### EXERCISE INPUTS

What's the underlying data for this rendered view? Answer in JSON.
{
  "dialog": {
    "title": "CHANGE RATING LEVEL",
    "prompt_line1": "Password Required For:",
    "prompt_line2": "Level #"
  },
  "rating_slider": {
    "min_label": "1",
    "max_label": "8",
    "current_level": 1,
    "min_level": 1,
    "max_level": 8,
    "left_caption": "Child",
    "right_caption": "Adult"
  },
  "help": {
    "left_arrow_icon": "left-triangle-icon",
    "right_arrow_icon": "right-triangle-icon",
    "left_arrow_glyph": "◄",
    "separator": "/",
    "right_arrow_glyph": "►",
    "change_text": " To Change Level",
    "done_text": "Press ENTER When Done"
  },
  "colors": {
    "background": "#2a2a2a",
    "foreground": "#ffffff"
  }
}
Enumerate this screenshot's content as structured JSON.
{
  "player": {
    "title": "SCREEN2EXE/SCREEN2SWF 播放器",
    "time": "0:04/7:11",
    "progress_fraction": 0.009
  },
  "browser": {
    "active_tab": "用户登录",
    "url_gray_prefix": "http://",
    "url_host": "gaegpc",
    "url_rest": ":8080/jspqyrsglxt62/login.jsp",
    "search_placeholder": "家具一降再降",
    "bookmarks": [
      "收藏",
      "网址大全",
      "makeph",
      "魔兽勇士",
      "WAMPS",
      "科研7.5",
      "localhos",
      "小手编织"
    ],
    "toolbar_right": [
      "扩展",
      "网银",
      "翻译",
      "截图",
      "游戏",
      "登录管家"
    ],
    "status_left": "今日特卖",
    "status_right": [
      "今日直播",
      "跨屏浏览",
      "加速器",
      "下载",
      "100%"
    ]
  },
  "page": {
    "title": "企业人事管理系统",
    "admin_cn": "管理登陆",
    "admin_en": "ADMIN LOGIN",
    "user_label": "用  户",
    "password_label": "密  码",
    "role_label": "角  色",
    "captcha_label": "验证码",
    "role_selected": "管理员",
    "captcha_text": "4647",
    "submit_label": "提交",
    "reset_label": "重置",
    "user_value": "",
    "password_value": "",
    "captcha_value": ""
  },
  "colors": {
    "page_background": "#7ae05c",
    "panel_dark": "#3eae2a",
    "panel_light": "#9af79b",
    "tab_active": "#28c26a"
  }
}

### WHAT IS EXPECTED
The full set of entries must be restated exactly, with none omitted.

### EXERCISE OUTPUT
What's the underlying data for this rendered view? Answer in JSON.
{
  "dialog": {
    "title": "CHANGE RATING LEVEL",
    "prompt_line1": "Password Required For:",
    "prompt_line2": "Level #"
  },
  "rating_slider": {
    "min_label": "1",
    "max_label": "8",
    "current_level": 1,
    "min_level": 1,
    "max_level": 8,
    "left_caption": "Child",
    "right_caption": "Adult"
  },
  "help": {
    "left_arrow_icon": "left-triangle-icon",
    "right_arrow_icon": "right-triangle-icon",
    "left_arrow_glyph": "◄",
    "separator": "/",
    "right_arrow_glyph": "►",
    "change_text": " To Change Level",
    "done_text": "Press ENTER When Done"
  },
  "colors": {
    "background": "#2a2a2a",
    "foreground": "#ffffff"
  }
}
Enumerate this screenshot's content as structured JSON.
{
  "player": {
    "title": "SCREEN2EXE/SCREEN2SWF 播放器",
    "time": "0:04/7:11",
    "progress_fraction": 0.009
  },
  "browser": {
    "active_tab": "用户登录",
    "url_gray_prefix": "http://",
    "url_host": "gaegpc",
    "url_rest": ":8080/jspqyrsglxt62/login.jsp",
    "search_placeholder": "家具一降再降",
    "bookmarks": [
      "收藏",
      "网址大全",
      "makeph",
      "魔兽勇士",
      "WAMPS",
      "科研7.5",
      "localhos",
      "小手编织"
    ],
    "toolbar_right": [
      "扩展",
      "网银",
      "翻译",
      "截图",
      "游戏",
      "登录管家"
    ],
    "status_left": "今日特卖",
    "status_right": [
      "今日直播",
      "跨屏浏览",
      "加速器",
      "下载",
      "100%"
    ]
  },
  "page": {
    "title": "企业人事管理系统",
    "admin_cn": "管理登陆",
    "admin_en": "ADMIN LOGIN",
    "user_label": "用  户",
    "password_label": "密  码",
    "role_label": "角  色",
    "captcha_label": "验证码",
    "role_selected": "管理员",
    "captcha_text": "4647",
    "submit_label": "提交",
    "reset_label": "重置",
    "user_value": "",
    "password_value": "",
    "captcha_value": ""
  },
  "colors": {
    "page_background": "#7ae05c",
    "panel_dark": "#3eae2a",
    "panel_light": "#9af79b",
    "tab_active": "#28c26a"
  }
}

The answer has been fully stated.